**Required work**
Among the entries below, how many lines contain "okta"? Answer with the number only.

[Start of Attachment]

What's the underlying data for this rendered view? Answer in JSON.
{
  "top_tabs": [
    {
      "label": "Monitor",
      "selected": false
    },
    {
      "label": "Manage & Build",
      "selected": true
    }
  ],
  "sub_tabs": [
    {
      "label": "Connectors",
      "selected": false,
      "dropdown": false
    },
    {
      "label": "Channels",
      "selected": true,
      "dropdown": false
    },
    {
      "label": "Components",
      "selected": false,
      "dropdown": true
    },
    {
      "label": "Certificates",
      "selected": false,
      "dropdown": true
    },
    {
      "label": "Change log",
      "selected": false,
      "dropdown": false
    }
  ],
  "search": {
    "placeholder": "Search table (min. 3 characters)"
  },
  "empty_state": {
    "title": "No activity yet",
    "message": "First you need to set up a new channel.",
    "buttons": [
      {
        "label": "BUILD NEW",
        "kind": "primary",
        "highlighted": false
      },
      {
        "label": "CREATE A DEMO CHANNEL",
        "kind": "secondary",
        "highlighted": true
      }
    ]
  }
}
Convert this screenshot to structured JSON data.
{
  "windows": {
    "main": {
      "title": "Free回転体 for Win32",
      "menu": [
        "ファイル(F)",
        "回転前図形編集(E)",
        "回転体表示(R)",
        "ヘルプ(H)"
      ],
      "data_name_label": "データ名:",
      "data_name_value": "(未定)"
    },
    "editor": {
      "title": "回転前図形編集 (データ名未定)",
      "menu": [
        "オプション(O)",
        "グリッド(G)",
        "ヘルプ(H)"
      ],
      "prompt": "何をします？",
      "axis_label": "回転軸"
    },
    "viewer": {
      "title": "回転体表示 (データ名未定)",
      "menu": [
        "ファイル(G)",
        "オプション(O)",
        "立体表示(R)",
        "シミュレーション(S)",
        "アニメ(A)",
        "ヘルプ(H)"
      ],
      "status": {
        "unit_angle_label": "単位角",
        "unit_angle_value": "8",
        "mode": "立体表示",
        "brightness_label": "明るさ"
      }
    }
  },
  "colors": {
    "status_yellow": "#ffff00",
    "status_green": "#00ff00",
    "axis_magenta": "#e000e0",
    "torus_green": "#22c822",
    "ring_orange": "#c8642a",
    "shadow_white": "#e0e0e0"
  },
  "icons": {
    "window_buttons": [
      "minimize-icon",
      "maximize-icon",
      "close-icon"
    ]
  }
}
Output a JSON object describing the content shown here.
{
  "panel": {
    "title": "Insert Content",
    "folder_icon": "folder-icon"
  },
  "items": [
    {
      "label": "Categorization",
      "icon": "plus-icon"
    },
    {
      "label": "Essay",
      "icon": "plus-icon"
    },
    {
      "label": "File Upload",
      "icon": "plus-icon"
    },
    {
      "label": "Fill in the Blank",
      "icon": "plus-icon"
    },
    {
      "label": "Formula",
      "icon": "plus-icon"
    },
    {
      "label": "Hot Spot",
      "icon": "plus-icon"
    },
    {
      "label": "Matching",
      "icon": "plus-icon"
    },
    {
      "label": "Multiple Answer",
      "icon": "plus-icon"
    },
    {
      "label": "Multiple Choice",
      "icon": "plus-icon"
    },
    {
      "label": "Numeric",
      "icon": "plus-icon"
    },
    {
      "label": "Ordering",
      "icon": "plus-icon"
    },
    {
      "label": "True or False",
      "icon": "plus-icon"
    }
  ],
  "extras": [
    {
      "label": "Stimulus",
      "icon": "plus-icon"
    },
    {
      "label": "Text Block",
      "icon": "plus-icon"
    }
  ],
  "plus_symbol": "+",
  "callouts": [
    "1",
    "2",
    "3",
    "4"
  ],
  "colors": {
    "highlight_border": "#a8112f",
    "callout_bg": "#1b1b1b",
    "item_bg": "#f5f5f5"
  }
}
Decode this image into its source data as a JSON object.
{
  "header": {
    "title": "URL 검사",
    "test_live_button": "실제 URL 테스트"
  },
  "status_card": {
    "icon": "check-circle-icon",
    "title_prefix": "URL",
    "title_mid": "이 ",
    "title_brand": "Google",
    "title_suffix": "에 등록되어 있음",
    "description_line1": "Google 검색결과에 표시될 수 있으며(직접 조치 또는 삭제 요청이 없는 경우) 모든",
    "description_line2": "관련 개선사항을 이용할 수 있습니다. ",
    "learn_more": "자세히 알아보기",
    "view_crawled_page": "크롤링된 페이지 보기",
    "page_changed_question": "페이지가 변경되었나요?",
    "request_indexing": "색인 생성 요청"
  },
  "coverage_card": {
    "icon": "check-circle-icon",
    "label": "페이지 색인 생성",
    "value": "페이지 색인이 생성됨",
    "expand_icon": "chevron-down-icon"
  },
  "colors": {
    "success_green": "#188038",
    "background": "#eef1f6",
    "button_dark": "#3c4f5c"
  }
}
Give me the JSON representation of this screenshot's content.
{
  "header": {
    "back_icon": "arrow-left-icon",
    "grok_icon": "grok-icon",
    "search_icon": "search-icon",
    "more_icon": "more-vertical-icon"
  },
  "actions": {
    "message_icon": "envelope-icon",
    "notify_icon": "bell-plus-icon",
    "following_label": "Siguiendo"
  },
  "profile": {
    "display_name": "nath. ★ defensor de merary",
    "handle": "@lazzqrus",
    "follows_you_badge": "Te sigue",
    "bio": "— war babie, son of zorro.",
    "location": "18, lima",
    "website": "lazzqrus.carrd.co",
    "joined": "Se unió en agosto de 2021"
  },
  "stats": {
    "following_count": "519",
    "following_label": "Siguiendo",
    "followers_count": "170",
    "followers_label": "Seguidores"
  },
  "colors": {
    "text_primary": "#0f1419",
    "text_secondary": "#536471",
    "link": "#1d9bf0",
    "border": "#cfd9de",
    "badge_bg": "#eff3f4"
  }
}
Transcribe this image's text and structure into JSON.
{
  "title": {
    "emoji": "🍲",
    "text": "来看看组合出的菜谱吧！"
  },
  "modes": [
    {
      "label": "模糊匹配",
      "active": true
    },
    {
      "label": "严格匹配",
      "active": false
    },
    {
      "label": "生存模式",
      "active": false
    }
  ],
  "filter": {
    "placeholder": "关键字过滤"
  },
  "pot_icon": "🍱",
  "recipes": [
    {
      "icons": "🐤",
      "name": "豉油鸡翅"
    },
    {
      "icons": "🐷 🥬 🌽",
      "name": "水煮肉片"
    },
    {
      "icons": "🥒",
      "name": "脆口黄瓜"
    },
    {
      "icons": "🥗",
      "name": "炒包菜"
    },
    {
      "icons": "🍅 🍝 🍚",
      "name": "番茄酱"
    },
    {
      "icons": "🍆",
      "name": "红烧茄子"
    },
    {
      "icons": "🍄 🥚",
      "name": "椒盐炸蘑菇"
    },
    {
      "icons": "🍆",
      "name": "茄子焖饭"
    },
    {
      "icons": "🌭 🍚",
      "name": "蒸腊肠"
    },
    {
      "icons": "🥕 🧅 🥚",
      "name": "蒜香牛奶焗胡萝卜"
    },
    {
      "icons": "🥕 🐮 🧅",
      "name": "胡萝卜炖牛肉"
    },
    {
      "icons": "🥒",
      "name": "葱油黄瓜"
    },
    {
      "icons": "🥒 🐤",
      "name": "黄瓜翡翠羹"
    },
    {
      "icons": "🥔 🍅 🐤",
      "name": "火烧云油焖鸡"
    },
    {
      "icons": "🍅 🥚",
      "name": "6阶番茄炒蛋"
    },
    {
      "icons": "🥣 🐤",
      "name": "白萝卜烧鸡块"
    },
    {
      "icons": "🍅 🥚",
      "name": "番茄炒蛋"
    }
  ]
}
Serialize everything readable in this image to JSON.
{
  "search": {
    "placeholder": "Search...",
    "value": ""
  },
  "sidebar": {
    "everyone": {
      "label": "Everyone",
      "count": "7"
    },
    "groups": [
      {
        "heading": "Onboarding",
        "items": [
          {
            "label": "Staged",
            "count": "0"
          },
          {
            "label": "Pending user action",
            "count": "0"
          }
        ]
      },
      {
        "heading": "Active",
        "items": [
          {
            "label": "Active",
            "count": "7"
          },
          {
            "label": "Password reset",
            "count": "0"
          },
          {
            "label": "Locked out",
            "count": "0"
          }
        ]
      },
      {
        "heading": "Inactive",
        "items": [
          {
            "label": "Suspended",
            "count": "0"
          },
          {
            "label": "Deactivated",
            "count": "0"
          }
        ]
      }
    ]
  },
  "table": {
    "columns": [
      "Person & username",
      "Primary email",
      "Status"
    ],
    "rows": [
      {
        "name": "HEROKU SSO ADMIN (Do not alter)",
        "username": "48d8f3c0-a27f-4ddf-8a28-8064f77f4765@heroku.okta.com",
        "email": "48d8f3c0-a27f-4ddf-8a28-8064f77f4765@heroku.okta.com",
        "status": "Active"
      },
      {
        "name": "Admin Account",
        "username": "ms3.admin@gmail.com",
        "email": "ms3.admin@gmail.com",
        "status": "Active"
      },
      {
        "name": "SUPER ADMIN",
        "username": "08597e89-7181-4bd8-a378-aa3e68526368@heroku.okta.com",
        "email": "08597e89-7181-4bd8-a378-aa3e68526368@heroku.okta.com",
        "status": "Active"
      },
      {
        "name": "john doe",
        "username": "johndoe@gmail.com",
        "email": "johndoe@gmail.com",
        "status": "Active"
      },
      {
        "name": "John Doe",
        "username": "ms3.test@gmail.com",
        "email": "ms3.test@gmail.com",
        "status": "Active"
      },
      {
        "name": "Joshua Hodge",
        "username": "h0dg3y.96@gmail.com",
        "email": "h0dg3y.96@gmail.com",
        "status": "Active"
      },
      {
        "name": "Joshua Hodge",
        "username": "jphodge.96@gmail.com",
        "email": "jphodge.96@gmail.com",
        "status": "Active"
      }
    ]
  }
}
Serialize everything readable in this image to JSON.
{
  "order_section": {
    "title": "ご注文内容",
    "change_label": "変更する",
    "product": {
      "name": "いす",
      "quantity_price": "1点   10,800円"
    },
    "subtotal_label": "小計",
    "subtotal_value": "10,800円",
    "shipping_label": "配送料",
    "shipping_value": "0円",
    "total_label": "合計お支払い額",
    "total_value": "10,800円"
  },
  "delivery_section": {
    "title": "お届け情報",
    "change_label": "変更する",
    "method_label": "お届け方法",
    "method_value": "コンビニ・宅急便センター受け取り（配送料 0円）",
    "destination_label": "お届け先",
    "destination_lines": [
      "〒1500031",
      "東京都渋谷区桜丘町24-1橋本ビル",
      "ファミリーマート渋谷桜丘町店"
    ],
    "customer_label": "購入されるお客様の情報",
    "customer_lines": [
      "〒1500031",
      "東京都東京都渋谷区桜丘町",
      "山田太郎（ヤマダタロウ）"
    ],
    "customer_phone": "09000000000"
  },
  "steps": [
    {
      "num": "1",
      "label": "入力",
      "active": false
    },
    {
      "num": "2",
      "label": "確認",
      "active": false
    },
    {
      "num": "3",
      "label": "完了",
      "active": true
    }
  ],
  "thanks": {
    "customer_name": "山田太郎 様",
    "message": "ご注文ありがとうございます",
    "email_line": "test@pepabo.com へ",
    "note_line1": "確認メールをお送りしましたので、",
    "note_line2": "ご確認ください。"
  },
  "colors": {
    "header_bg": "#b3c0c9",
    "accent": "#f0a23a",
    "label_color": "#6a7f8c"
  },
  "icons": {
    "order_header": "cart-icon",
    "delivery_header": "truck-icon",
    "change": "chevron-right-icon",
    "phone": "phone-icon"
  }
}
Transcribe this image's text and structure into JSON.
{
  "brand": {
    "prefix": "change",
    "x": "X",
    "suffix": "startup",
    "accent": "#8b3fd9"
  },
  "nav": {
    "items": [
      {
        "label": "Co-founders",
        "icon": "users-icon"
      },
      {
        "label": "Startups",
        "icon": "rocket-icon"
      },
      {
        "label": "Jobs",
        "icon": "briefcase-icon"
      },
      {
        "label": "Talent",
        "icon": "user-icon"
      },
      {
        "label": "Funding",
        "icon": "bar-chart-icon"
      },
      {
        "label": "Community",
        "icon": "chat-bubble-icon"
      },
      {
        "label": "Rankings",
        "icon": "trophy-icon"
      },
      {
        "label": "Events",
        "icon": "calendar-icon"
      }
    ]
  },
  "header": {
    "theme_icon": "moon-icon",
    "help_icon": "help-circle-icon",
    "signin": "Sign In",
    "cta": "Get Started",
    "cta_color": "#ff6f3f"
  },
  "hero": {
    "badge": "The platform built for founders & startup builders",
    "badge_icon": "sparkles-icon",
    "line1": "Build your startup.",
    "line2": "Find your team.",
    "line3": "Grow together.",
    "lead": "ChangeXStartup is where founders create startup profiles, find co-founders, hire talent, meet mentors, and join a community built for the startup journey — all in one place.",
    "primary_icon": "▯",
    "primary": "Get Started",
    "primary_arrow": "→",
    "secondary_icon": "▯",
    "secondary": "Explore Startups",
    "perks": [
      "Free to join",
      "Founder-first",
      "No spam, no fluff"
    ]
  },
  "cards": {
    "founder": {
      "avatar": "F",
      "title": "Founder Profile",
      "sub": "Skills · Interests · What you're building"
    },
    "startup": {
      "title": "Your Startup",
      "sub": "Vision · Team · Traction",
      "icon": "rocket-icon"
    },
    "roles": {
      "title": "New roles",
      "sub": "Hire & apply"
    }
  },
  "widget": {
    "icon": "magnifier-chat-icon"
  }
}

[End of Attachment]

**Response to the exercise**
4